So you’ve read all the books on wedding stationery etiquette, nailed down your invitation wording, and the guest list has (finally!!) been approved by both sets of parents. Your wedding planning timeline says it’s time to order invitations, so you get in touch with favorite stationery design, confident that you have all the information you need to begin. But then the stationer starts asks “what printing process are you interested in?” and you realize you have no idea.
If that sounds like you, you’re in the right place! No need to panic, I’ve got the answers to your wedding stationery printing questions in this portion of The Wedding Stationery Guide.
Chances are you’ve never had to worry about things like printing processes before. And that’s absolutely normal! When I was planning my own wedding, I had no idea there were so many different options (let alone what each technique entailed). That’s why I’ve put together this primer on printing processes: so you can make an informed decision when it comes time to choose. (or at the very least, understand what your stationery designer is referring to when they say “One Color”.
While there are a variety of printing processes available, I’m going to focus on the four options I offer here at Banter & Charm: Flat printing, screen printing, letterpress printing, and foil stamping. Have something else in mind? (Like engraving, thermography, or offset) Let me know! I’m eager to try new things, and I have a little black book filled with extremely talented printers I’m dying to work with.

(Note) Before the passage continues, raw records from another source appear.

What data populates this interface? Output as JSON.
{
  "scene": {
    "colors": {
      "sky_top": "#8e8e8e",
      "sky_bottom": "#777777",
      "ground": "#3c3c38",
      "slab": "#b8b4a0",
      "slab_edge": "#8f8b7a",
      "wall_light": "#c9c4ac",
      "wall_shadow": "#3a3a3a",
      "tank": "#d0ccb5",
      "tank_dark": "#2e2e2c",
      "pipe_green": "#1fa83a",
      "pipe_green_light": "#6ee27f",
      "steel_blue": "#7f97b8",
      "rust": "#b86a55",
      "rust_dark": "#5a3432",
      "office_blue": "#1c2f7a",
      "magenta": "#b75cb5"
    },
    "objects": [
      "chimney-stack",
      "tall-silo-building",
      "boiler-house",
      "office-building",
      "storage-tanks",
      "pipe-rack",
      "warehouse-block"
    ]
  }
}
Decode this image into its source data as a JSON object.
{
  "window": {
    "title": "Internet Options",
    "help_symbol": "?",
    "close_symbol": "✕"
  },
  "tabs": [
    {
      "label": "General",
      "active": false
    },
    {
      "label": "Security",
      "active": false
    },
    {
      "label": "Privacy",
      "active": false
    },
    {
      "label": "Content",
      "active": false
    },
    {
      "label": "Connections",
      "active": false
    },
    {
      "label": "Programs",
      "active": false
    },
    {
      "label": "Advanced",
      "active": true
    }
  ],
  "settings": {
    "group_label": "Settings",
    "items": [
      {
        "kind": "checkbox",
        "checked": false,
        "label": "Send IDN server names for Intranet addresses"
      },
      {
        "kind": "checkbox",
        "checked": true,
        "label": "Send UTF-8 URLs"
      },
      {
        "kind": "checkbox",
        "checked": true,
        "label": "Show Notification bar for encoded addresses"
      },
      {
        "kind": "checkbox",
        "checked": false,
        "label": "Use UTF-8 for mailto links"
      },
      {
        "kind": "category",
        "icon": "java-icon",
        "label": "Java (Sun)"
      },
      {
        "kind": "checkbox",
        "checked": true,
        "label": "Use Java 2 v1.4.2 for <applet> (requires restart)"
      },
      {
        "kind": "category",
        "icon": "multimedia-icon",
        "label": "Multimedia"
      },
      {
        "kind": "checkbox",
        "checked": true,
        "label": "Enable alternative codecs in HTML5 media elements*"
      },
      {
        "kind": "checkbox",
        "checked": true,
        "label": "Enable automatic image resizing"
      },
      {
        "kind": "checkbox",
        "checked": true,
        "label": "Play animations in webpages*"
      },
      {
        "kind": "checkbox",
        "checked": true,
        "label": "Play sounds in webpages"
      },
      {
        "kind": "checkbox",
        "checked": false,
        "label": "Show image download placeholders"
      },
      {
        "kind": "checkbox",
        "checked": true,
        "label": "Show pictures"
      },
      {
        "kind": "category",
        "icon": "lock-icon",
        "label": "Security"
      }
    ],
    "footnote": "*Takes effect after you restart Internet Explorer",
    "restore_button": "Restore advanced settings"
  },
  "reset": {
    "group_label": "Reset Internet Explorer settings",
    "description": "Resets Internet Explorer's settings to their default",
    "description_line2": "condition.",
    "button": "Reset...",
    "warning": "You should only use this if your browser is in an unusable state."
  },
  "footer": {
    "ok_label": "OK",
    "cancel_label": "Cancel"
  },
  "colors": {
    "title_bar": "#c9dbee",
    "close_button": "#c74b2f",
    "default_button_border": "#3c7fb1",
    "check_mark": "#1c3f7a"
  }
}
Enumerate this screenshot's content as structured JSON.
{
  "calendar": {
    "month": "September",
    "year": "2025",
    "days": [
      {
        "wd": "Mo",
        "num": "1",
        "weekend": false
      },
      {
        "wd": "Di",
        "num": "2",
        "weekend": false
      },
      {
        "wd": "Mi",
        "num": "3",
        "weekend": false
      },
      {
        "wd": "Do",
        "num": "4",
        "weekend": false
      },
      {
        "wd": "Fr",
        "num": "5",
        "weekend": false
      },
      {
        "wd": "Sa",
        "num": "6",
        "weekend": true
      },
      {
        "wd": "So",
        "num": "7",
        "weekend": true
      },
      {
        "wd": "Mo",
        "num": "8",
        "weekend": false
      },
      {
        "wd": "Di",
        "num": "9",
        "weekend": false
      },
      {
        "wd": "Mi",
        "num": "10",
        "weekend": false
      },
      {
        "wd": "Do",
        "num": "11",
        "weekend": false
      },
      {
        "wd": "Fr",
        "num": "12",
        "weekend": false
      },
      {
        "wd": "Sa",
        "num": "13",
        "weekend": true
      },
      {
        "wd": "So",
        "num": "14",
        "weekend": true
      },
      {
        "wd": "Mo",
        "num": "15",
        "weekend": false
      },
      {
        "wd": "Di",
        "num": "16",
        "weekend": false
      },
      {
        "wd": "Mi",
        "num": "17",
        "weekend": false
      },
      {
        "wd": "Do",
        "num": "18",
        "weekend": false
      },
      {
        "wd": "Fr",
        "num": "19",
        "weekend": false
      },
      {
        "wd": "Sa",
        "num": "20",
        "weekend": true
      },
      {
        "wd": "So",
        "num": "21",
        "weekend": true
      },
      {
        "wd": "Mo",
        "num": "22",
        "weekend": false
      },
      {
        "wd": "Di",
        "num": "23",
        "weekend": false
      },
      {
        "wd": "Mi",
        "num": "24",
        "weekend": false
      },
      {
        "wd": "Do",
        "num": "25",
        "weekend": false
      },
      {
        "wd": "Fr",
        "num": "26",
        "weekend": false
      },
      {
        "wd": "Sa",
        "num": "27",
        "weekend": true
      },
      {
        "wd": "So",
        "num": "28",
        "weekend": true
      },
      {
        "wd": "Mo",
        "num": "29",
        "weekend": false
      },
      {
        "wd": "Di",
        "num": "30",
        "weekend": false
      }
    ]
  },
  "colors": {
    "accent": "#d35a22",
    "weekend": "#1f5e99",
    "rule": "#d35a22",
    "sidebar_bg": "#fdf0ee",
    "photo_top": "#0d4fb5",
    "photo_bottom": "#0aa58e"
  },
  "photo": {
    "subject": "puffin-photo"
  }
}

Today I’m giving an overview of the printing processes, but I’ll be covering each one in depth in the coming weeks.
With flat printing (also known as digital printing) ink is transferred to paper by a digital printing press. The ink lays down flat on the paper leaving a smooth finish. The resulting wedding invitation can feature an unlimited number of ink colors, making it the perfect choice to reproduce multi-color designs like watercolor illustrations. Flat printing is ideal for items with variable text, like guest addresses or escort cards. It is the most affordable of the printing methods I offer, and also has the fastest turn around time.
The full color photo and bright pink flowers (shown in the save the date below) is a great example of a design that is best suited for flat printing.
Screen printing (also called silk screen) is an artisan printing method that involves pulling ink through a fine mesh silk screen onto paper. The ink lays flush with the paper (like flat printing), but like letterpress, one ink color is printed at a time.
Screen printing produces metallic inks that shimmer on dark paper, and white screen printing on colored paper is stunning. You can also screen print on other materials like wood veneer or tote bags.
The Cherished design showcases how stunning metallic gold ink looks when screen printed on colored paper.
In letterpress printing, ink is transferred from a raised surface (a printing plate) to paper using the pressure from an antique press, creating impressions in the paper. A custom plate is created for each ink color, then paper is hand fed through a printing press one at a time.
Blind letterpress (also referred to a blind impress or blind deboss) is the technique of letterpress printing with an un-inked plate to press a design into the paper. The result is a subtle texture without color. Because a separate printing plate is made for blind letterpress*, it counts as a “color” for pricing purposes.
1, 2, or 3 color designs with minimal ink coverage work best for letterpress. Most designs are available in letterpress, or can be re-worked to be suitable for letterpress. Letterpress can be paired with foil stamping or flat printing.
The Harmony invitation design shown below features blind letterpress for the lace graphic on the bottom portion of the invite.
Foil stamping uses a heated die is to press a sheet of thin metallic foil to paper. The resulting design will have a shiny finish – perfect for a brilliant gold or a truly opaque white on dark paper.
Foil stamping works best on minimal designs without delicate lines or large areas of color. Foil pairs beautifully with letterpress or flat printing.
I offer three signature foil colors: gold, silver, copper, and rose gold. However other colors (like white, shiny black, or bright pink) are available for special order.
The Delicate wedding invitation features rose gold foil for the text paired with blind letterpress lace detailing on the edges.
Check back later for a more in depth look at these printing methods, and to find out about the other customization options available at Banter & Charm! You can find all the posts in this series here: The Wedding Stationery Guide